    Audio books have been a hit lately; our kids are now 3, 5, and 7 and we’ve enjoyed Magic Tree House, Charlotte’s Web, Clementine, and more. I always have a tv show or two downloaded to the iPad just in case so they can all watch together rather than fighting over who gets to play games on it and when. The TV shows are short but are usually enough to “reset” everyone when things are getting ugly.

    I can definitely second the clipboards from experience! Next time I’m taping a pencil on a string to them though; when kids are buckled into boosters and carseats it’s difficult for them to retrieve fallen items. Patterned washi tape is lots of fun for them and since it’s not super sticky, it’s easy to pull off of windows etc and never leaves a residue. I let my kids use it to hang things on their bedroom walls too. Melissa & Doug make water pen books (reusable) that are perfect for toddlers – the worst mess that can happen is they could figure out how to unscrew the top and spill about a tablespoon of water. They also make cling-sticker books; we use the reusable “stickers” on the vehicle windows and they can create animal scenes etc.

    Doling out the activity items gradually also helps; if I give each kid a box with all their activity stuff at the beginning, it loses its shine quickly. On the flip side, this means I spend a lot of time digging out new things and passing them back.

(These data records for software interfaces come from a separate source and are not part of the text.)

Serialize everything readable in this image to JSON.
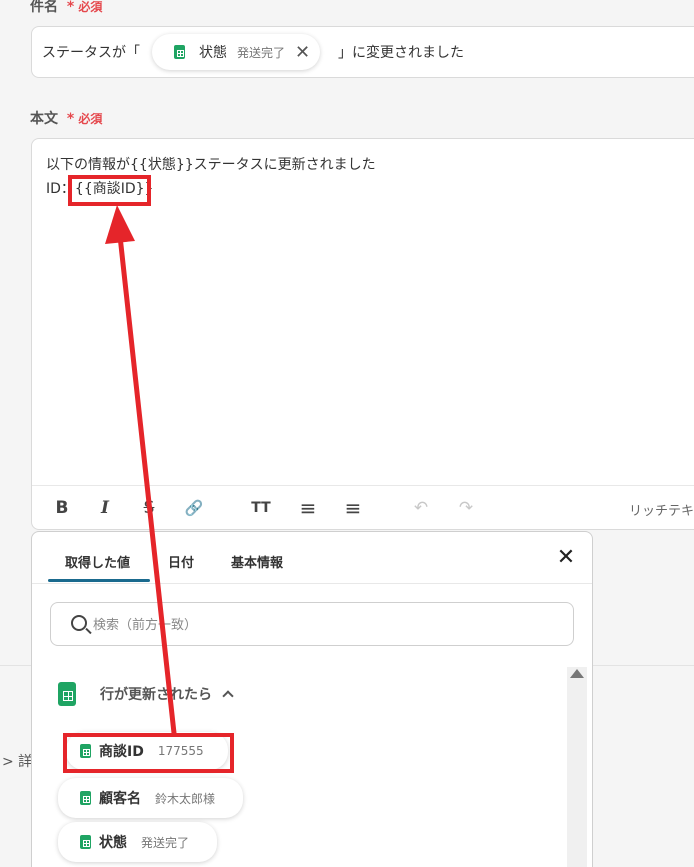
{
  "subject": {
    "label": "件名",
    "required": "必須",
    "text_before": "ステータスが「",
    "text_after": "」に変更されました",
    "chip": {
      "icon": "google-sheets-icon",
      "label": "状態",
      "value": "発送完了"
    }
  },
  "body": {
    "label": "本文",
    "required": "必須",
    "line1": "以下の情報が{{状態}}ステータスに更新されました",
    "line2_prefix": "ID：",
    "line2_var": "{{商談ID}}"
  },
  "toolbar": {
    "bold": "B",
    "italic": "I",
    "strike": "S",
    "link": "🔗",
    "font_size": "TT",
    "bullet_list": "≡",
    "number_list": "≡",
    "undo": "↶",
    "redo": "↷",
    "rich_text_label": "リッチテキ"
  },
  "behind_text": "> 詳",
  "popup": {
    "tabs": [
      "取得した値",
      "日付",
      "基本情報"
    ],
    "active_tab": "取得した値",
    "search_placeholder": "検索（前方一致）",
    "section_title": "行が更新されたら",
    "items": [
      {
        "label": "商談ID",
        "value": "177555"
      },
      {
        "label": "顧客名",
        "value": "鈴木太郎様"
      },
      {
        "label": "状態",
        "value": "発送完了"
      }
    ]
  },
  "colors": {
    "annotation": "#e5252a",
    "sheets_green": "#1fa463",
    "tab_underline": "#1a6a8e",
    "required": "#e5484d"
  }
}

    Hope that helps someone! Some trips fly by; others are more of a grind. Being prepared definitely helps – don’t forget lots of ziplocs for car sickness or soiled clothes!